Stonewalling is shutting yourself off from the other person and withdrawing from the interaction, rather than confronting the issues (which tend to accumulate). Typical behaviors include cutting-off communication, engaging in silent treatment, and making evasive behaviors such as tuning out, turning away, acting busy, or engaging in obsessive behaviors. Such behaviors are also known as passive-aggressive behaviors.  

The Antidotes 

After learning about the four team toxins, we paired up to talk about the following questions:  

    1. What is your ‘go to’ toxin?  
    2. Which toxin(s) do you recognize within our team?  

    My ‘go to’ toxin is defensiveness and if the discussion isn’t solved for a while, I’ll move over to blaming. When I work hard on something and someone communicates that I didn’t or says I didn’t do a good job, I can become pretty sensitive and feel I’m under attack. That’s because I want to be a good teamplayer and contribute to the team.   

    As for our team, I see defensiveness and stonewalling being the top two toxins. When it comes to defensiveness, the upside is that there is still some kind of communication. But with stonewalling it is hard to get the communication going since we are not all in one office.  

    After we talked about our team toxins in pairs, we shared our ‘go to’ team toxin in the group. Most were recognizable to the whole team. We all shared some of our intentions and defensive mechanisms, which proved to be a good way to get to know each other better.   

    During the second half of our ‘Semco Style Goes Semco Style’ session, we addressed communication, in general, by answering two questions:  

      1. What rating (1-10) do you give our communication?  
      2. How can this number be increased by one point?  

      These questions triggered a hard discussion and we shared our intentions when we communicated poorly. We also discussed the feelings that came with it, both on the receiver’s end and the communicator’s end. I could feel the tension in the room rising with this discussion in fact, I even got a bit of a stomachache from it. I often tell my clients that to grow as a team, it is sometimes necessary to experience some chafing. But, it was something else to actually experience it. As a team, we were able to contain the tension and persevere through this difficult conversation.   

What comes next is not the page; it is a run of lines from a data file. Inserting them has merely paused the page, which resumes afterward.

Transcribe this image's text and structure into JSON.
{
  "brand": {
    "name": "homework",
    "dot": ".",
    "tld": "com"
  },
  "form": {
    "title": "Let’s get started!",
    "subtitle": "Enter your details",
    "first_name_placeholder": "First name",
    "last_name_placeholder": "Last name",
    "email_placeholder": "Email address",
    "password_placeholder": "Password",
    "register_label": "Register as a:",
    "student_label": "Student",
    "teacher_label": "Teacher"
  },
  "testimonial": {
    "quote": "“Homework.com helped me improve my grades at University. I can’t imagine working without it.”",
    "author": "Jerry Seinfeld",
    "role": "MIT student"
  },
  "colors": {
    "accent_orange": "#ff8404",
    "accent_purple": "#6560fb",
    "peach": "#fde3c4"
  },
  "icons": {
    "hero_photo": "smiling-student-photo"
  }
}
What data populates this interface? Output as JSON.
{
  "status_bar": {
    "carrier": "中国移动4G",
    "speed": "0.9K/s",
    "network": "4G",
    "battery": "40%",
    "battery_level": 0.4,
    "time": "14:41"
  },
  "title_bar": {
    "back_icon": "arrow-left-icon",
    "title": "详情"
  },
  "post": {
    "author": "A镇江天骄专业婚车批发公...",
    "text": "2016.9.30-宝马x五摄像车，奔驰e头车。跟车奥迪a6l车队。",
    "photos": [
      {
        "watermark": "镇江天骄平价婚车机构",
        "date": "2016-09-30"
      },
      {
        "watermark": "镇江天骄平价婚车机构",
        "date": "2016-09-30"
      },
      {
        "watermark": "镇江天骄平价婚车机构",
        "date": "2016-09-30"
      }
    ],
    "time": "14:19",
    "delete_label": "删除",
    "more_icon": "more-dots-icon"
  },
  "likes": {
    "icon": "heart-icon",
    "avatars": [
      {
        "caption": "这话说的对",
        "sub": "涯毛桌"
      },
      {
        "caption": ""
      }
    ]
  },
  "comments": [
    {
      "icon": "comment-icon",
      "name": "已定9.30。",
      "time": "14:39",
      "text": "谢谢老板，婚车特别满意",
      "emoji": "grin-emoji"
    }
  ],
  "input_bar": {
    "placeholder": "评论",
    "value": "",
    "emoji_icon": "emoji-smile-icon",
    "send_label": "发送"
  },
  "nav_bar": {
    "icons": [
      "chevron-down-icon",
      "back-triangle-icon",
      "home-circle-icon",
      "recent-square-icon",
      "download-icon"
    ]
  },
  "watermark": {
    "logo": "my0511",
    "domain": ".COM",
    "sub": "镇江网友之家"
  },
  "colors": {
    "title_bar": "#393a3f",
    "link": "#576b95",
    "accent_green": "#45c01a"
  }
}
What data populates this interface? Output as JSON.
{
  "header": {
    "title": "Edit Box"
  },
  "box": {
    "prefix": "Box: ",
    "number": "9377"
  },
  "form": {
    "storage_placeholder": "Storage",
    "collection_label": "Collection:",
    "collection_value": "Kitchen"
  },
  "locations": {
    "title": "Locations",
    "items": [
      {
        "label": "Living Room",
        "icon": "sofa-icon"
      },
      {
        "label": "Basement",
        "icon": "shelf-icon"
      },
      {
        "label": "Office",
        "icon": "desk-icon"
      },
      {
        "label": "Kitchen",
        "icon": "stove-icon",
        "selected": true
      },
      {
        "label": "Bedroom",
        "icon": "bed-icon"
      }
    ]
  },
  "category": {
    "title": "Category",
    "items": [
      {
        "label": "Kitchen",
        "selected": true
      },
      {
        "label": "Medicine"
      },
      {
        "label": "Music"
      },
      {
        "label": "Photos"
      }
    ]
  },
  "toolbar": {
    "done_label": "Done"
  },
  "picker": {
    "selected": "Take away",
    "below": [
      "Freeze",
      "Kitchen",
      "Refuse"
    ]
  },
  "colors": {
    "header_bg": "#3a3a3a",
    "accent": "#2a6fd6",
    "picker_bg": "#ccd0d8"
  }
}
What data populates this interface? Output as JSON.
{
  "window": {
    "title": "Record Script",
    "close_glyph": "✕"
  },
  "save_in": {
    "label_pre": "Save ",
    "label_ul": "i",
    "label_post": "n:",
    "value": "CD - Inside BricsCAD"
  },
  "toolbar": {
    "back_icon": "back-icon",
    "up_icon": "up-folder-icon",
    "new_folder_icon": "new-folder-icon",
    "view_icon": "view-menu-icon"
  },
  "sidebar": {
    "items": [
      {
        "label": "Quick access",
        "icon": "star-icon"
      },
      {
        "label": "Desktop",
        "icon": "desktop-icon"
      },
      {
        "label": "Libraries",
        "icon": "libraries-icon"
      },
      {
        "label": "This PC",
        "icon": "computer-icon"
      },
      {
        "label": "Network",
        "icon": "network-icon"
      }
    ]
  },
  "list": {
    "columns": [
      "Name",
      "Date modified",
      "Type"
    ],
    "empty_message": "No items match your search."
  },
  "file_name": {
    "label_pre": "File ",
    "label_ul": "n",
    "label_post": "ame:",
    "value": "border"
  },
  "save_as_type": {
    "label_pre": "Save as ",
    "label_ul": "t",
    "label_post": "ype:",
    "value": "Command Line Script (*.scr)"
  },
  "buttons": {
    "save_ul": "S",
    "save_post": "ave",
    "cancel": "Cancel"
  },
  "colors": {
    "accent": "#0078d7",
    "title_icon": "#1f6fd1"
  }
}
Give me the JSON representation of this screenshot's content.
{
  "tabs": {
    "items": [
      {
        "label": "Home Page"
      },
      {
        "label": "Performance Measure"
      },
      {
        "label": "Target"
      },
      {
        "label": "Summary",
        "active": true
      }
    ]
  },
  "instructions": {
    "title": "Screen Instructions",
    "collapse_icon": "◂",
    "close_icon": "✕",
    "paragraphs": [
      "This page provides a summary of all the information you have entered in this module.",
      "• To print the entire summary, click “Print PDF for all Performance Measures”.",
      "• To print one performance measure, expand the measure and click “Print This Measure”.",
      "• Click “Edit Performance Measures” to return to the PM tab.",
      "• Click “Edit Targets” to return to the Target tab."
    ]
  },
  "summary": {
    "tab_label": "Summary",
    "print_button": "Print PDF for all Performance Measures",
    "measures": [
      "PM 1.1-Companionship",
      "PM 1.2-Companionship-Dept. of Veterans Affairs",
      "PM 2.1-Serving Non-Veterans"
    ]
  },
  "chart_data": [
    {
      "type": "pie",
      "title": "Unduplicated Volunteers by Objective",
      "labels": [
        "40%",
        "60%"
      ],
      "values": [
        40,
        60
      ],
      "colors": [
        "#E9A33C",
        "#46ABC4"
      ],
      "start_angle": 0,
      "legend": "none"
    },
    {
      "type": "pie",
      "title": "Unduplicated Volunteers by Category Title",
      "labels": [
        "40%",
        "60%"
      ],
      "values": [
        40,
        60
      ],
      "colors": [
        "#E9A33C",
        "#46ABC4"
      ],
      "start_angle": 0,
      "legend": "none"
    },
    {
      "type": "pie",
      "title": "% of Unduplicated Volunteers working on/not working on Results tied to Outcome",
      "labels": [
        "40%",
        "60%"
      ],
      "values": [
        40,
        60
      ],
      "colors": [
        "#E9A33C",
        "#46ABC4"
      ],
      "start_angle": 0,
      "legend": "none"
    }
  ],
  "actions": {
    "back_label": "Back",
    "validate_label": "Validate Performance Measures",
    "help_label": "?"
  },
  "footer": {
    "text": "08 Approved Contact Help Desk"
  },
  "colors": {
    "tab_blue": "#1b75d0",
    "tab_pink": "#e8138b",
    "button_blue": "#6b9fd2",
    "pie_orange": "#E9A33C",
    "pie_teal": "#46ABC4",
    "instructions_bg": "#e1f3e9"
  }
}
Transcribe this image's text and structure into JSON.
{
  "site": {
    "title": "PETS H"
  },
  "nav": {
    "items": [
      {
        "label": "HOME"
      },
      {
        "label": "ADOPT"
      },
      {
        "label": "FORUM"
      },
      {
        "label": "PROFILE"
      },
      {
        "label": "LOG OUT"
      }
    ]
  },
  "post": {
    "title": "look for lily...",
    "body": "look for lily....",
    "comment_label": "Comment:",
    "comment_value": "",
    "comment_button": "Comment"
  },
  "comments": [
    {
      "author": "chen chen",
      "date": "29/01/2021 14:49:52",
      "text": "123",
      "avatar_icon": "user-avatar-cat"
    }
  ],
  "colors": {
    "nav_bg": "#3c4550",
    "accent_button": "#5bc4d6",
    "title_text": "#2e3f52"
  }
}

      According to the Lencioni Pyramid, a high performing team needs to have conflicts. In Dutch, we have the saying, ‘Zonder wrijving geen glans’ which when translated means, ‘No shine without friction’.   

      Our ‘Semco Style Goes Semco Style’ session didn’t solve all our communication problems at once, but it did make this topic negotiable and I feel that it brought us closer as a team.   

      I’m curious to find out what our next Semco Style Goes Semco Style’ session will bring to our team.